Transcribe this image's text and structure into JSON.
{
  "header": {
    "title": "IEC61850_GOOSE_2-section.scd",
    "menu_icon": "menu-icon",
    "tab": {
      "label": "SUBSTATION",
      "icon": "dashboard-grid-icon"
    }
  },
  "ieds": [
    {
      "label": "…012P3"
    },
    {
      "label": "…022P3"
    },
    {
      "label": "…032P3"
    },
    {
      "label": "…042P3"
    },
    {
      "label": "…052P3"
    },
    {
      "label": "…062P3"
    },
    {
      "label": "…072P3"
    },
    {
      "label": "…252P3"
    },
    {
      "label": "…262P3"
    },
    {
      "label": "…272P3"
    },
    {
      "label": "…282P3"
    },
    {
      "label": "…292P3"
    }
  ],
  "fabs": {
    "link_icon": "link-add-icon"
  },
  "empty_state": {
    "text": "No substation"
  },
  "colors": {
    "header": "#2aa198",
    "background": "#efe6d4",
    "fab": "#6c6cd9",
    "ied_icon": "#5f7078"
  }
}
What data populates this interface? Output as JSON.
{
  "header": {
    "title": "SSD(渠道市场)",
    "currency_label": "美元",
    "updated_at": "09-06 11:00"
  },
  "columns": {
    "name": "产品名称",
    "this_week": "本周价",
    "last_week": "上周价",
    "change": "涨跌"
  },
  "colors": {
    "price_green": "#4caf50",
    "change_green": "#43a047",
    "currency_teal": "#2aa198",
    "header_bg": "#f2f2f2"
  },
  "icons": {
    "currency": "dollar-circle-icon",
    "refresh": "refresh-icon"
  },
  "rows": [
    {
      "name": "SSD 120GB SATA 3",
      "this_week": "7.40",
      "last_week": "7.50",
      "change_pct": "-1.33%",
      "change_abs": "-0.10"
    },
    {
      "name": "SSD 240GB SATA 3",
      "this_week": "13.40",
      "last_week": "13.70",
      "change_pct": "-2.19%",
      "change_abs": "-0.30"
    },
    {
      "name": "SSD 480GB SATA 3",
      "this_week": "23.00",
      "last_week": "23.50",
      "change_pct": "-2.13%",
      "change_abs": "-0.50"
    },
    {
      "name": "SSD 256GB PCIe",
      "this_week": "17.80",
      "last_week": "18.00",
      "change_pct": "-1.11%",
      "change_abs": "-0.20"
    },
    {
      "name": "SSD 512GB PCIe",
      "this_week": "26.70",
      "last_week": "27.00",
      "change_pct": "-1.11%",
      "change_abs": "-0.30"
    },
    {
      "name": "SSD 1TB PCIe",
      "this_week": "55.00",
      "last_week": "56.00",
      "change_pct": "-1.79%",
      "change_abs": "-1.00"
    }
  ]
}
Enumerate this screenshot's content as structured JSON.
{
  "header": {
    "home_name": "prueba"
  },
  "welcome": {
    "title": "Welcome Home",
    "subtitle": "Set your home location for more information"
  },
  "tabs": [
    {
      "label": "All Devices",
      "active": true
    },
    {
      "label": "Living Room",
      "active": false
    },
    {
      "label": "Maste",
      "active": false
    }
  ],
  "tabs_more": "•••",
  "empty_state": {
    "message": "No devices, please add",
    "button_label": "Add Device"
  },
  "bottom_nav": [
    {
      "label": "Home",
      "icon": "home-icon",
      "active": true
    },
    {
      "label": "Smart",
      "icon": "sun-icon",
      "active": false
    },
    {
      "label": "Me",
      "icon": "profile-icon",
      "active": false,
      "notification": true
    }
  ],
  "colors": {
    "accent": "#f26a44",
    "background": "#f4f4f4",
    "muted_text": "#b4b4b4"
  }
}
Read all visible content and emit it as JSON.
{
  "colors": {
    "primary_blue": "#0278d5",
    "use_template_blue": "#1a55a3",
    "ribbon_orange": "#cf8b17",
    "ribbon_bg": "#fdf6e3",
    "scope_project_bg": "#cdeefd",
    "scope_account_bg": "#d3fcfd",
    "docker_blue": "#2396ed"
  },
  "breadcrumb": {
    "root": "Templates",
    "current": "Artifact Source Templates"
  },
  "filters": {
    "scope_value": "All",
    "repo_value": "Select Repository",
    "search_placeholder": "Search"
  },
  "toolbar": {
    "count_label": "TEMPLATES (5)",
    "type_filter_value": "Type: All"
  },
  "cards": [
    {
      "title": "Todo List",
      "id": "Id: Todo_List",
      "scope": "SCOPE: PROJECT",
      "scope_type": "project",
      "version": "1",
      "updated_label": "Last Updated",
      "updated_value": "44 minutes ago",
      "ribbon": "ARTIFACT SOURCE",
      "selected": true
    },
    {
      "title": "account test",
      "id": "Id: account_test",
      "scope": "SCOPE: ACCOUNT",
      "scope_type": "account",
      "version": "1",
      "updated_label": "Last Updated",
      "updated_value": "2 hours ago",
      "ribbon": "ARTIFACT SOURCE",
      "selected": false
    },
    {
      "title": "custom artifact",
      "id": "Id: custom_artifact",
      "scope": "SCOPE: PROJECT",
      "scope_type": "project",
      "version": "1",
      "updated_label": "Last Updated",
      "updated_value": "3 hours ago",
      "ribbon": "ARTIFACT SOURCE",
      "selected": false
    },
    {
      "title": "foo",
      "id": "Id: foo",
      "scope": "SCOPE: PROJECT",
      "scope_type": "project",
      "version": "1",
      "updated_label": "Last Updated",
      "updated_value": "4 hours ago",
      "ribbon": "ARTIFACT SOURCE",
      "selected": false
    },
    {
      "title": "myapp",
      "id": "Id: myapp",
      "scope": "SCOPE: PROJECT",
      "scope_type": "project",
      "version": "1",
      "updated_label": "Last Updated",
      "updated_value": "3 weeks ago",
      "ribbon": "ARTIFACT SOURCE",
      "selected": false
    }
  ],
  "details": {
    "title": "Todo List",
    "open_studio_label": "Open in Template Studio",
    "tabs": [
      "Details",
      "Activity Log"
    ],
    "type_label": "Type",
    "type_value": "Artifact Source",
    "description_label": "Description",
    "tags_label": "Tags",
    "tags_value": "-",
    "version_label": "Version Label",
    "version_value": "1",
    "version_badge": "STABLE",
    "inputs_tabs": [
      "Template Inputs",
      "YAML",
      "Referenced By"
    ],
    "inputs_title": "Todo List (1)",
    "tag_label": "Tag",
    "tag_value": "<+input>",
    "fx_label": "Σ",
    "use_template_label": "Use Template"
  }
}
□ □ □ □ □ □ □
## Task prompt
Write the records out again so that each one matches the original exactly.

## Result
Transcribe this image's text and structure into JSON.
{
  "header": {
    "title": "IEC61850_GOOSE_2-section.scd",
    "menu_icon": "menu-icon",
    "tab": {
      "label": "SUBSTATION",
      "icon": "dashboard-grid-icon"
    }
  },
  "ieds": [
    {
      "label": "…012P3"
    },
    {
      "label": "…022P3"
    },
    {
      "label": "…032P3"
    },
    {
      "label": "…042P3"
    },
    {
      "label": "…052P3"
    },
    {
      "label": "…062P3"
    },
    {
      "label": "…072P3"
    },
    {
      "label": "…252P3"
    },
    {
      "label": "…262P3"
    },
    {
      "label": "…272P3"
    },
    {
      "label": "…282P3"
    },
    {
      "label": "…292P3"
    }
  ],
  "fabs": {
    "link_icon": "link-add-icon"
  },
  "empty_state": {
    "text": "No substation"
  },
  "colors": {
    "header": "#2aa198",
    "background": "#efe6d4",
    "fab": "#6c6cd9",
    "ied_icon": "#5f7078"
  }
}
What data populates this interface? Output as JSON.
{
  "header": {
    "title": "SSD(渠道市场)",
    "currency_label": "美元",
    "updated_at": "09-06 11:00"
  },
  "columns": {
    "name": "产品名称",
    "this_week": "本周价",
    "last_week": "上周价",
    "change": "涨跌"
  },
  "colors": {
    "price_green": "#4caf50",
    "change_green": "#43a047",
    "currency_teal": "#2aa198",
    "header_bg": "#f2f2f2"
  },
  "icons": {
    "currency": "dollar-circle-icon",
    "refresh": "refresh-icon"
  },
  "rows": [
    {
      "name": "SSD 120GB SATA 3",
      "this_week": "7.40",
      "last_week": "7.50",
      "change_pct": "-1.33%",
      "change_abs": "-0.10"
    },
    {
      "name": "SSD 240GB SATA 3",
      "this_week": "13.40",
      "last_week": "13.70",
      "change_pct": "-2.19%",
      "change_abs": "-0.30"
    },
    {
      "name": "SSD 480GB SATA 3",
      "this_week": "23.00",
      "last_week": "23.50",
      "change_pct": "-2.13%",
      "change_abs": "-0.50"
    },
    {
      "name": "SSD 256GB PCIe",
      "this_week": "17.80",
      "last_week": "18.00",
      "change_pct": "-1.11%",
      "change_abs": "-0.20"
    },
    {
      "name": "SSD 512GB PCIe",
      "this_week": "26.70",
      "last_week": "27.00",
      "change_pct": "-1.11%",
      "change_abs": "-0.30"
    },
    {
      "name": "SSD 1TB PCIe",
      "this_week": "55.00",
      "last_week": "56.00",
      "change_pct": "-1.79%",
      "change_abs": "-1.00"
    }
  ]
}
Enumerate this screenshot's content as structured JSON.
{
  "header": {
    "home_name": "prueba"
  },
  "welcome": {
    "title": "Welcome Home",
    "subtitle": "Set your home location for more information"
  },
  "tabs": [
    {
      "label": "All Devices",
      "active": true
    },
    {
      "label": "Living Room",
      "active": false
    },
    {
      "label": "Maste",
      "active": false
    }
  ],
  "tabs_more": "•••",
  "empty_state": {
    "message": "No devices, please add",
    "button_label": "Add Device"
  },
  "bottom_nav": [
    {
      "label": "Home",
      "icon": "home-icon",
      "active": true
    },
    {
      "label": "Smart",
      "icon": "sun-icon",
      "active": false
    },
    {
      "label": "Me",
      "icon": "profile-icon",
      "active": false,
      "notification": true
    }
  ],
  "colors": {
    "accent": "#f26a44",
    "background": "#f4f4f4",
    "muted_text": "#b4b4b4"
  }
}
Read all visible content and emit it as JSON.
{
  "colors": {
    "primary_blue": "#0278d5",
    "use_template_blue": "#1a55a3",
    "ribbon_orange": "#cf8b17",
    "ribbon_bg": "#fdf6e3",
    "scope_project_bg": "#cdeefd",
    "scope_account_bg": "#d3fcfd",
    "docker_blue": "#2396ed"
  },
  "breadcrumb": {
    "root": "Templates",
    "current": "Artifact Source Templates"
  },
  "filters": {
    "scope_value": "All",
    "repo_value": "Select Repository",
    "search_placeholder": "Search"
  },
  "toolbar": {
    "count_label": "TEMPLATES (5)",
    "type_filter_value": "Type: All"
  },
  "cards": [
    {
      "title": "Todo List",
      "id": "Id: Todo_List",
      "scope": "SCOPE: PROJECT",
      "scope_type": "project",
      "version": "1",
      "updated_label": "Last Updated",
      "updated_value": "44 minutes ago",
      "ribbon": "ARTIFACT SOURCE",
      "selected": true
    },
    {
      "title": "account test",
      "id": "Id: account_test",
      "scope": "SCOPE: ACCOUNT",
      "scope_type": "account",
      "version": "1",
      "updated_label": "Last Updated",
      "updated_value": "2 hours ago",
      "ribbon": "ARTIFACT SOURCE",
      "selected": false
    },
    {
      "title": "custom artifact",
      "id": "Id: custom_artifact",
      "scope": "SCOPE: PROJECT",
      "scope_type": "project",
      "version": "1",
      "updated_label": "Last Updated",
      "updated_value": "3 hours ago",
      "ribbon": "ARTIFACT SOURCE",
      "selected": false
    },
    {
      "title": "foo",
      "id": "Id: foo",
      "scope": "SCOPE: PROJECT",
      "scope_type": "project",
      "version": "1",
      "updated_label": "Last Updated",
      "updated_value": "4 hours ago",
      "ribbon": "ARTIFACT SOURCE",
      "selected": false
    },
    {
      "title": "myapp",
      "id": "Id: myapp",
      "scope": "SCOPE: PROJECT",
      "scope_type": "project",
      "version": "1",
      "updated_label": "Last Updated",
      "updated_value": "3 weeks ago",
      "ribbon": "ARTIFACT SOURCE",
      "selected": false
    }
  ],
  "details": {
    "title": "Todo List",
    "open_studio_label": "Open in Template Studio",
    "tabs": [
      "Details",
      "Activity Log"
    ],
    "type_label": "Type",
    "type_value": "Artifact Source",
    "description_label": "Description",
    "tags_label": "Tags",
    "tags_value": "-",
    "version_label": "Version Label",
    "version_value": "1",
    "version_badge": "STABLE",
    "inputs_tabs": [
      "Template Inputs",
      "YAML",
      "Referenced By"
    ],
    "inputs_title": "Todo List (1)",
    "tag_label": "Tag",
    "tag_value": "<+input>",
    "fx_label": "Σ",
    "use_template_label": "Use Template"
  }
}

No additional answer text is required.